> _Work request_
Which lines hold the string "username"? Copy each of them from the material below.

> _Data records_
= = = =

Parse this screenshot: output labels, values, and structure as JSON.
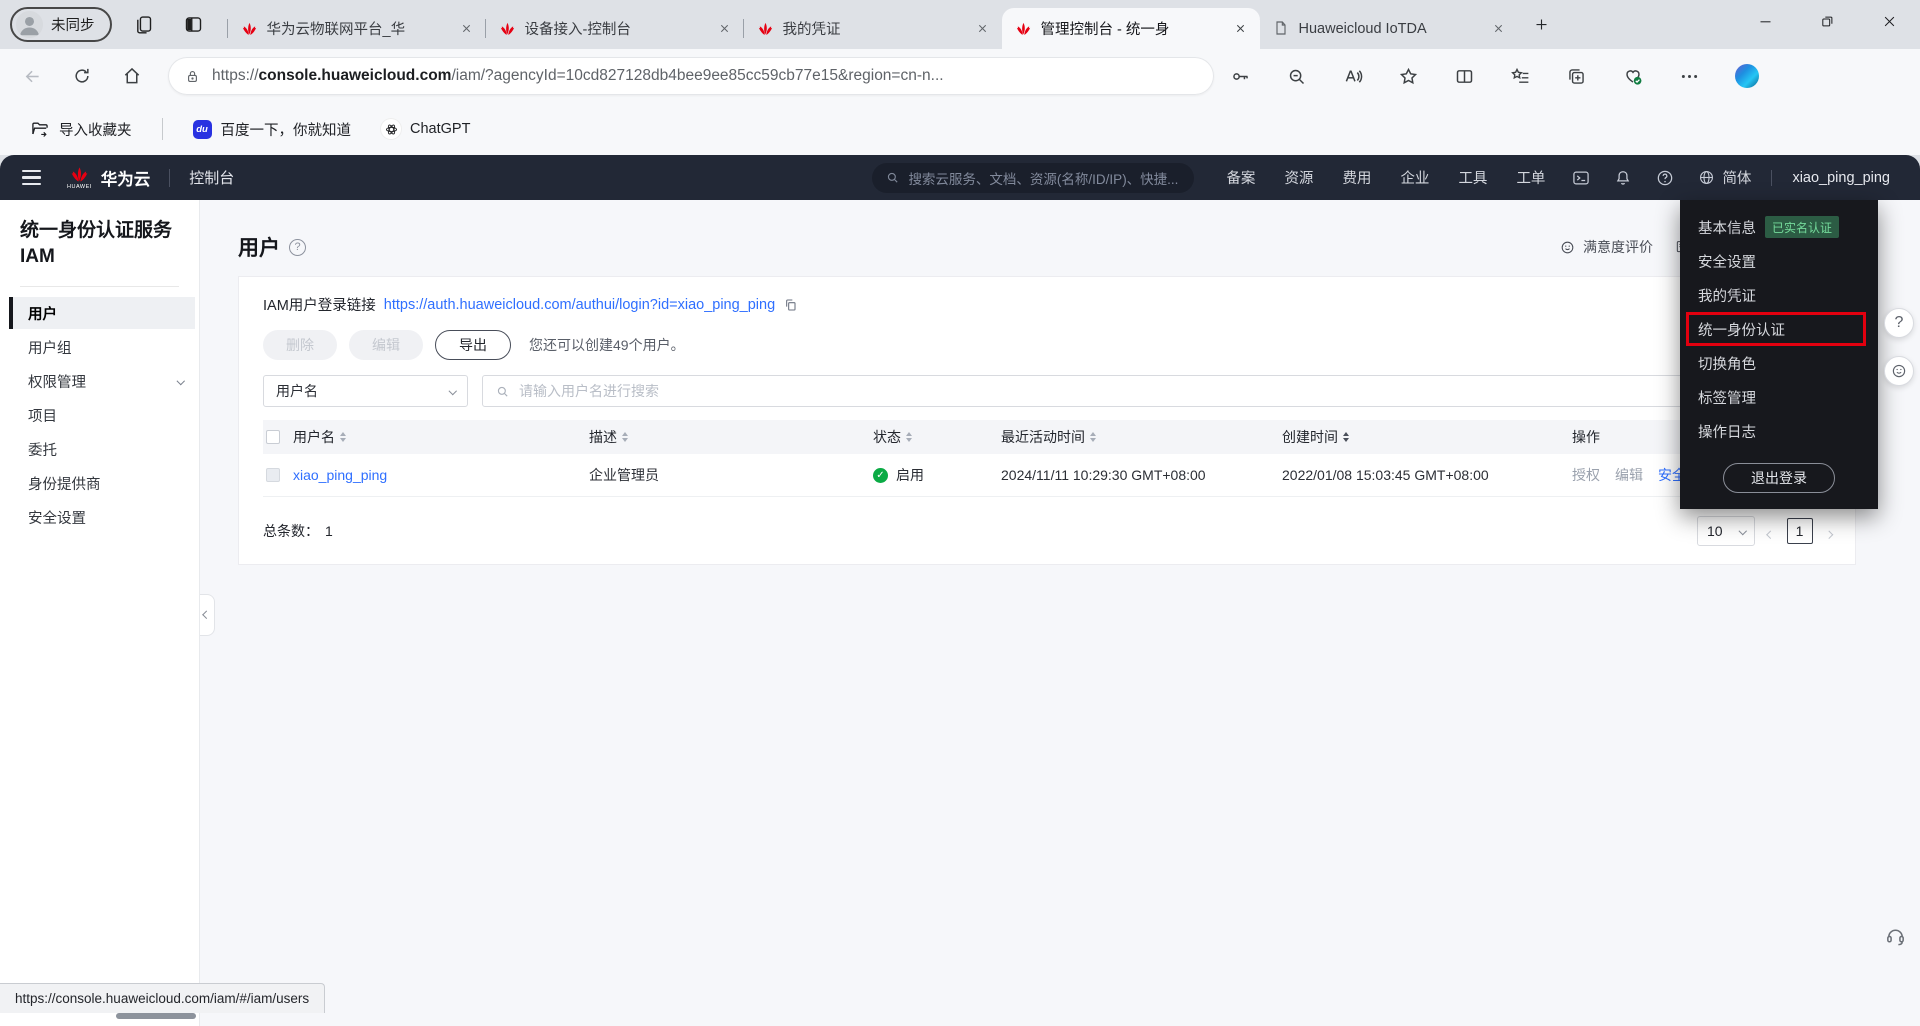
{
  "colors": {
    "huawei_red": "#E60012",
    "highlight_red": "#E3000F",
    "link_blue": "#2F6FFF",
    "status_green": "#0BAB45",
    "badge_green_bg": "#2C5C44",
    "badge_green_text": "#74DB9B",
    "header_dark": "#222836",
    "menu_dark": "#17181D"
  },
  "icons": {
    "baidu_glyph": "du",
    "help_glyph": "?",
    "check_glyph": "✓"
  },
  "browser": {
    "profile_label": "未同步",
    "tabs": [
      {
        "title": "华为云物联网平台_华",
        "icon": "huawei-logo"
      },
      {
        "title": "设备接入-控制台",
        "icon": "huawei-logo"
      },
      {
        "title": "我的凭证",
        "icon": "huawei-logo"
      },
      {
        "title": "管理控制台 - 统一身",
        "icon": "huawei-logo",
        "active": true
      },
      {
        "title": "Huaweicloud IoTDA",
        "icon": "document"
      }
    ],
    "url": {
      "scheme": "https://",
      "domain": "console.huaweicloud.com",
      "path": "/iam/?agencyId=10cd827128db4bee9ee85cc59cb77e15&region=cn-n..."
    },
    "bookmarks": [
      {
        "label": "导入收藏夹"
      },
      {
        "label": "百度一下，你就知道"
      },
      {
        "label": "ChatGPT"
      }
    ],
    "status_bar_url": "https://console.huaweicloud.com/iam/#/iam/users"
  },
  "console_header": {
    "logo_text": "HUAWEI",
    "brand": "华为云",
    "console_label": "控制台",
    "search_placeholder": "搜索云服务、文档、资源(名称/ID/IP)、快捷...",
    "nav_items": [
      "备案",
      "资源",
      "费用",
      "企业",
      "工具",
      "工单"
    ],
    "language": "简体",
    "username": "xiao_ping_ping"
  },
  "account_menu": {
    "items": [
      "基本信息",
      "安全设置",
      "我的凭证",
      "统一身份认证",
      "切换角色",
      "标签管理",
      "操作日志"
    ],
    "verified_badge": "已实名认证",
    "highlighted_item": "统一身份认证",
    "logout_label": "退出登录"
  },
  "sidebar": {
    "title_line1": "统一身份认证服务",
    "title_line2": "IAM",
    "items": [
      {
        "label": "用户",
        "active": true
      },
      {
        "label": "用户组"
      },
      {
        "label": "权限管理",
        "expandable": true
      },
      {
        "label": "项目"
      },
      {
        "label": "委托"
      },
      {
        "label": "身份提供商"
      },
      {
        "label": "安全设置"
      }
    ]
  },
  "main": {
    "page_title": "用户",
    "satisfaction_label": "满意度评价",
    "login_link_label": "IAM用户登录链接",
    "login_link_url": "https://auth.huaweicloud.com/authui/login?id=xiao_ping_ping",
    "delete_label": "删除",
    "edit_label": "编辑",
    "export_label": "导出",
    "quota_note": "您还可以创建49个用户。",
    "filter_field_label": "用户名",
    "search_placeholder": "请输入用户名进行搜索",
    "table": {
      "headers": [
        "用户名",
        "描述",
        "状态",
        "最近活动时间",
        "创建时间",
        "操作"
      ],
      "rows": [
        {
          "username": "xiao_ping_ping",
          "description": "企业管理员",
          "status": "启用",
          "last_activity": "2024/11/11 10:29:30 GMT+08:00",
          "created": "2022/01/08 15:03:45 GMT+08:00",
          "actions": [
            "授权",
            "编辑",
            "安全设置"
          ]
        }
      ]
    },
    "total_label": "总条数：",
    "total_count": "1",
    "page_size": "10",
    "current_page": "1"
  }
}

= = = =

> _Solution below_
    "username": "xiao_ping_ping"
          "username": "xiao_ping_ping",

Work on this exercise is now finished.